Dataset rows for apps and sites:

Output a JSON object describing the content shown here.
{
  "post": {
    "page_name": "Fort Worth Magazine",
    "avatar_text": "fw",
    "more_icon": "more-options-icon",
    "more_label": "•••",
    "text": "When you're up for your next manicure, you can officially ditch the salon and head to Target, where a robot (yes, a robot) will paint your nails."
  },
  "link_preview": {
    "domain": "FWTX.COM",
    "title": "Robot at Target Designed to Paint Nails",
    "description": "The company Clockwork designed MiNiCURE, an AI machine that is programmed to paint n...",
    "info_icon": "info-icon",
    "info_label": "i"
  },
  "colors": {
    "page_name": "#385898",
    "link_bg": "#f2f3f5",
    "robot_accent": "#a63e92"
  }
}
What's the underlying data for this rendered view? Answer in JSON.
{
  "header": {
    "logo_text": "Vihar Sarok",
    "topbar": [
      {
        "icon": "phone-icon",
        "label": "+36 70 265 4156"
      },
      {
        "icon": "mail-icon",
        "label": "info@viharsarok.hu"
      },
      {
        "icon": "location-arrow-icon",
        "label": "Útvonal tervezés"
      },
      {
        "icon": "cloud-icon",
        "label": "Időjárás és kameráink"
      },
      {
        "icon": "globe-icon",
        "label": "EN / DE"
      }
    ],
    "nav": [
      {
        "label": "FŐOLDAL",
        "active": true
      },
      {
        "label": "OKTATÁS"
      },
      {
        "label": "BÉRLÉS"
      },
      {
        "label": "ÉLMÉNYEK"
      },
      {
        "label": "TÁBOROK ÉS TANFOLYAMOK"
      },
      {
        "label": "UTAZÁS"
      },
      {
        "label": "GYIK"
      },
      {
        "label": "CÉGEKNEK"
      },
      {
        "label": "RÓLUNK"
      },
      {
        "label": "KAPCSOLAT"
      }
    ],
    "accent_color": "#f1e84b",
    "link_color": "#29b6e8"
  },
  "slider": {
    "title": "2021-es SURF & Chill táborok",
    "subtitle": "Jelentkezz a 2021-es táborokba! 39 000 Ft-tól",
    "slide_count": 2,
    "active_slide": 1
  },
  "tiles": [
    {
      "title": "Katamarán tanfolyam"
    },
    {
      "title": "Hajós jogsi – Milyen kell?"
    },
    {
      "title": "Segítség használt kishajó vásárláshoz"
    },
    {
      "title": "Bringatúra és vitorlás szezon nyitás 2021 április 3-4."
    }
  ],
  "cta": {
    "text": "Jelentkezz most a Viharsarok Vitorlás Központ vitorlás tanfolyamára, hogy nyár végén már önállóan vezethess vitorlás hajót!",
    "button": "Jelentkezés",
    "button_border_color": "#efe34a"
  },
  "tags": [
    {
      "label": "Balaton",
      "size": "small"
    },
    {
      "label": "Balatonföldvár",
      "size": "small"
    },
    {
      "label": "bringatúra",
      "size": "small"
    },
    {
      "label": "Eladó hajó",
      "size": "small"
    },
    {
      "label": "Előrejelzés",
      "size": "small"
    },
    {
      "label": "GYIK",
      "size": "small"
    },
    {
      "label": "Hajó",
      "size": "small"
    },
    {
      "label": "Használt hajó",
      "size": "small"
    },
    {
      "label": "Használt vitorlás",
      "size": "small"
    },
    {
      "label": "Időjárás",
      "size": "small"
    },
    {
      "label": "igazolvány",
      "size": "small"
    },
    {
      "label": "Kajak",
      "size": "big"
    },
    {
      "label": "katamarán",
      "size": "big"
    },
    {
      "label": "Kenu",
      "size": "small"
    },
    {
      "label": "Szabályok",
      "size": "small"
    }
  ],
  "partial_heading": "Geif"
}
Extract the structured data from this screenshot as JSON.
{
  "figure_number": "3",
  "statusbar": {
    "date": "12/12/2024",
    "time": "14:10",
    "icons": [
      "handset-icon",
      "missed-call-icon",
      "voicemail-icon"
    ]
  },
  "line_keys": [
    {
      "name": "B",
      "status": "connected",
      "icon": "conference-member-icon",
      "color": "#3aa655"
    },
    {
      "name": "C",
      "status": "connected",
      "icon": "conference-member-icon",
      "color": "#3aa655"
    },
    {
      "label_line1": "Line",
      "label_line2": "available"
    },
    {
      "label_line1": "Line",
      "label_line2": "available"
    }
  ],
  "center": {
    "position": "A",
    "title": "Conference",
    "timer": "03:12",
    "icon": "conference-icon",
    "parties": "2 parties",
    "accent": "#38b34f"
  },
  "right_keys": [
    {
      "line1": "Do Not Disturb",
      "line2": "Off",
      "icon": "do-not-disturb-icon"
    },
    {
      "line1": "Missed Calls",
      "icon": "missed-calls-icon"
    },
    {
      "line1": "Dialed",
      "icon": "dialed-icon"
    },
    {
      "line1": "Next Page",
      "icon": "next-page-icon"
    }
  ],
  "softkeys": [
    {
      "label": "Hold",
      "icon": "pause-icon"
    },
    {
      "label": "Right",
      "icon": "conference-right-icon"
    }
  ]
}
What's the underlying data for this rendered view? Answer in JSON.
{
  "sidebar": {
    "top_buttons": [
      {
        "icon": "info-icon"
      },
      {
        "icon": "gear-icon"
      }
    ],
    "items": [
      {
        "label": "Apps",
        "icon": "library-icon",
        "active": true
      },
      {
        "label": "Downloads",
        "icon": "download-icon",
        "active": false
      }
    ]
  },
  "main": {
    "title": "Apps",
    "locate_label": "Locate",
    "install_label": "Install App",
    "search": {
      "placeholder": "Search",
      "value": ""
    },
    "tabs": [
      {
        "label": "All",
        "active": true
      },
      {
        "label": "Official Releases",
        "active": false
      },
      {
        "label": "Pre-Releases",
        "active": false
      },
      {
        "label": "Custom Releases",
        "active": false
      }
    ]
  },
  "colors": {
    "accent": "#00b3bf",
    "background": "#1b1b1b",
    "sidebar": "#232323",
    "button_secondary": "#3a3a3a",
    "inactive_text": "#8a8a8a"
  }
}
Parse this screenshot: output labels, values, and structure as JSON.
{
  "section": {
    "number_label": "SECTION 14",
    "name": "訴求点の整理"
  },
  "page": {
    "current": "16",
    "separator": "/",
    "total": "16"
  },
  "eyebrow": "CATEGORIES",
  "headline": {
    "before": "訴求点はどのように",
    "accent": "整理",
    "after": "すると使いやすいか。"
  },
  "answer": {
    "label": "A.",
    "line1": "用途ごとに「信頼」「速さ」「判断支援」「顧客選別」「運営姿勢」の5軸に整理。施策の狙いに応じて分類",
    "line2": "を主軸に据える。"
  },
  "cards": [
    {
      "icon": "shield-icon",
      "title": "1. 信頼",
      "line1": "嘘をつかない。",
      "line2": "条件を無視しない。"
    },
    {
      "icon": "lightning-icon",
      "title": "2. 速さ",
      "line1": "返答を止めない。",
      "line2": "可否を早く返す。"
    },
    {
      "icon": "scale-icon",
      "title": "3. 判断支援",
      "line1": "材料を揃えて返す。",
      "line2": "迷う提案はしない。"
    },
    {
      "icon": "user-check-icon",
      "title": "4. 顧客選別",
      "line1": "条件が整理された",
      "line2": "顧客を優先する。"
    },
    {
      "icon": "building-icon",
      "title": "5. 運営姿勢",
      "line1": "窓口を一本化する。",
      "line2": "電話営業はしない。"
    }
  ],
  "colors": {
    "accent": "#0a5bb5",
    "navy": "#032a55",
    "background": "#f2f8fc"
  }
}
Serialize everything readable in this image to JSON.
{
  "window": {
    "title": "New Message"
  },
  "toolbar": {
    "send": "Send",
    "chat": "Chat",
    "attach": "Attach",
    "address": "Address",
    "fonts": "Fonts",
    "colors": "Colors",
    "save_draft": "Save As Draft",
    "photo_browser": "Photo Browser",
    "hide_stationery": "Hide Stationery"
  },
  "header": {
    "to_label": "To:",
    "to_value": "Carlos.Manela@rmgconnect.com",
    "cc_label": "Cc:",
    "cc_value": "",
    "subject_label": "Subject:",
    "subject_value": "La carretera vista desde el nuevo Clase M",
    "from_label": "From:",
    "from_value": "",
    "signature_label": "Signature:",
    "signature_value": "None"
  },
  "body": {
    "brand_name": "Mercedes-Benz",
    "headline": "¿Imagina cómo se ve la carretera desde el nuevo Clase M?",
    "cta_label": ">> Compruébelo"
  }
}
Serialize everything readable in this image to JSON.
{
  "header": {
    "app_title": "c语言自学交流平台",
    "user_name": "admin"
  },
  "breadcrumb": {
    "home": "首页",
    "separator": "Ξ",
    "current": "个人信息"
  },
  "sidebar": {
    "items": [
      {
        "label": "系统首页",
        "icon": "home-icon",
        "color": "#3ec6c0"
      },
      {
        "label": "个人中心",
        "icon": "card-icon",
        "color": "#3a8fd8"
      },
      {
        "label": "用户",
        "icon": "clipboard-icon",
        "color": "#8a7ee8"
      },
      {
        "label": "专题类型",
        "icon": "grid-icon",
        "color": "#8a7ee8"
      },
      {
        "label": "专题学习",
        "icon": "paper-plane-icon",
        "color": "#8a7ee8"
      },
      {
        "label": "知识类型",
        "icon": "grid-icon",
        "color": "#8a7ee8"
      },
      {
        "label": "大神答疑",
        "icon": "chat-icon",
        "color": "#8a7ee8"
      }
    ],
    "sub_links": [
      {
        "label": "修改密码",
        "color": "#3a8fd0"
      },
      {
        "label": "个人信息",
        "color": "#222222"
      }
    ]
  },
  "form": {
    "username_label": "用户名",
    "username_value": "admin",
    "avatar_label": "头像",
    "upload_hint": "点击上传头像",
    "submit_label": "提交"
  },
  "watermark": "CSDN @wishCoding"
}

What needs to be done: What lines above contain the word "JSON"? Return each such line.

Output of the task:
Output a JSON object describing the content shown here.
What's the underlying data for this rendered view? Answer in JSON.
Extract the structured data from this screenshot as JSON.
What's the underlying data for this rendered view? Answer in JSON.
Parse this screenshot: output labels, values, and structure as JSON.
Serialize everything readable in this image to JSON.
Serialize everything readable in this image to JSON.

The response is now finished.